> _Work task_
Reproduce all of the data, making sure that no line differs from the original.

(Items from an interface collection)
*** Block opens ***
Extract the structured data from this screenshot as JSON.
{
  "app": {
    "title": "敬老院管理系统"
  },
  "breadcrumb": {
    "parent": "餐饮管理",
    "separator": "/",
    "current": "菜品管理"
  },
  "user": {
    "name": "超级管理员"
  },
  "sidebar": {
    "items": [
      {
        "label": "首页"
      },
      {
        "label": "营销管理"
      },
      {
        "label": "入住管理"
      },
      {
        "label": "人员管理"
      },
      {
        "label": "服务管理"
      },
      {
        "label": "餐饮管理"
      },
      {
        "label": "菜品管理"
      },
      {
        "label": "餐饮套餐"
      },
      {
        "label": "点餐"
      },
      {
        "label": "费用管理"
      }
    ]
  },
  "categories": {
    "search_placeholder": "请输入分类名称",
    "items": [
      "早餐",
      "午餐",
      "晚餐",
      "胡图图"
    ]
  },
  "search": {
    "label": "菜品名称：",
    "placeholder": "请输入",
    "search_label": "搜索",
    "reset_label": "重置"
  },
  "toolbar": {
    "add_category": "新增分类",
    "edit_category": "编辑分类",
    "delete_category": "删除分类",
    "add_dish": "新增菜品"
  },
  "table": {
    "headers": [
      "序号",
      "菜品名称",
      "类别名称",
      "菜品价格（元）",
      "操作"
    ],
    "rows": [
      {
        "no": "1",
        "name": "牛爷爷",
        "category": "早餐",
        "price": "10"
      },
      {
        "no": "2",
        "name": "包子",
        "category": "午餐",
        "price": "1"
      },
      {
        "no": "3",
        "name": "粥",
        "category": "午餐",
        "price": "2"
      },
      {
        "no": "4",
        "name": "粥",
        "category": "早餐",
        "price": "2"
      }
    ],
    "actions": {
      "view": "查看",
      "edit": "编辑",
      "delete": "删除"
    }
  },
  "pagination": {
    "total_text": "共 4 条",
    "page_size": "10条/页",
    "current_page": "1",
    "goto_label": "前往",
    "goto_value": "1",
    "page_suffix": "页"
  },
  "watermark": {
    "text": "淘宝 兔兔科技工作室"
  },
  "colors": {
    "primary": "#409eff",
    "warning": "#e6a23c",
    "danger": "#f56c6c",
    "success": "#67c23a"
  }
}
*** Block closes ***
> _Result_
Extract the structured data from this screenshot as JSON.
{
  "app": {
    "title": "敬老院管理系统"
  },
  "breadcrumb": {
    "parent": "餐饮管理",
    "separator": "/",
    "current": "菜品管理"
  },
  "user": {
    "name": "超级管理员"
  },
  "sidebar": {
    "items": [
      {
        "label": "首页"
      },
      {
        "label": "营销管理"
      },
      {
        "label": "入住管理"
      },
      {
        "label": "人员管理"
      },
      {
        "label": "服务管理"
      },
      {
        "label": "餐饮管理"
      },
      {
        "label": "菜品管理"
      },
      {
        "label": "餐饮套餐"
      },
      {
        "label": "点餐"
      },
      {
        "label": "费用管理"
      }
    ]
  },
  "categories": {
    "search_placeholder": "请输入分类名称",
    "items": [
      "早餐",
      "午餐",
      "晚餐",
      "胡图图"
    ]
  },
  "search": {
    "label": "菜品名称：",
    "placeholder": "请输入",
    "search_label": "搜索",
    "reset_label": "重置"
  },
  "toolbar": {
    "add_category": "新增分类",
    "edit_category": "编辑分类",
    "delete_category": "删除分类",
    "add_dish": "新增菜品"
  },
  "table": {
    "headers": [
      "序号",
      "菜品名称",
      "类别名称",
      "菜品价格（元）",
      "操作"
    ],
    "rows": [
      {
        "no": "1",
        "name": "牛爷爷",
        "category": "早餐",
        "price": "10"
      },
      {
        "no": "2",
        "name": "包子",
        "category": "午餐",
        "price": "1"
      },
      {
        "no": "3",
        "name": "粥",
        "category": "午餐",
        "price": "2"
      },
      {
        "no": "4",
        "name": "粥",
        "category": "早餐",
        "price": "2"
      }
    ],
    "actions": {
      "view": "查看",
      "edit": "编辑",
      "delete": "删除"
    }
  },
  "pagination": {
    "total_text": "共 4 条",
    "page_size": "10条/页",
    "current_page": "1",
    "goto_label": "前往",
    "goto_value": "1",
    "page_suffix": "页"
  },
  "watermark": {
    "text": "淘宝 兔兔科技工作室"
  },
  "colors": {
    "primary": "#409eff",
    "warning": "#e6a23c",
    "danger": "#f56c6c",
    "success": "#67c23a"
  }
}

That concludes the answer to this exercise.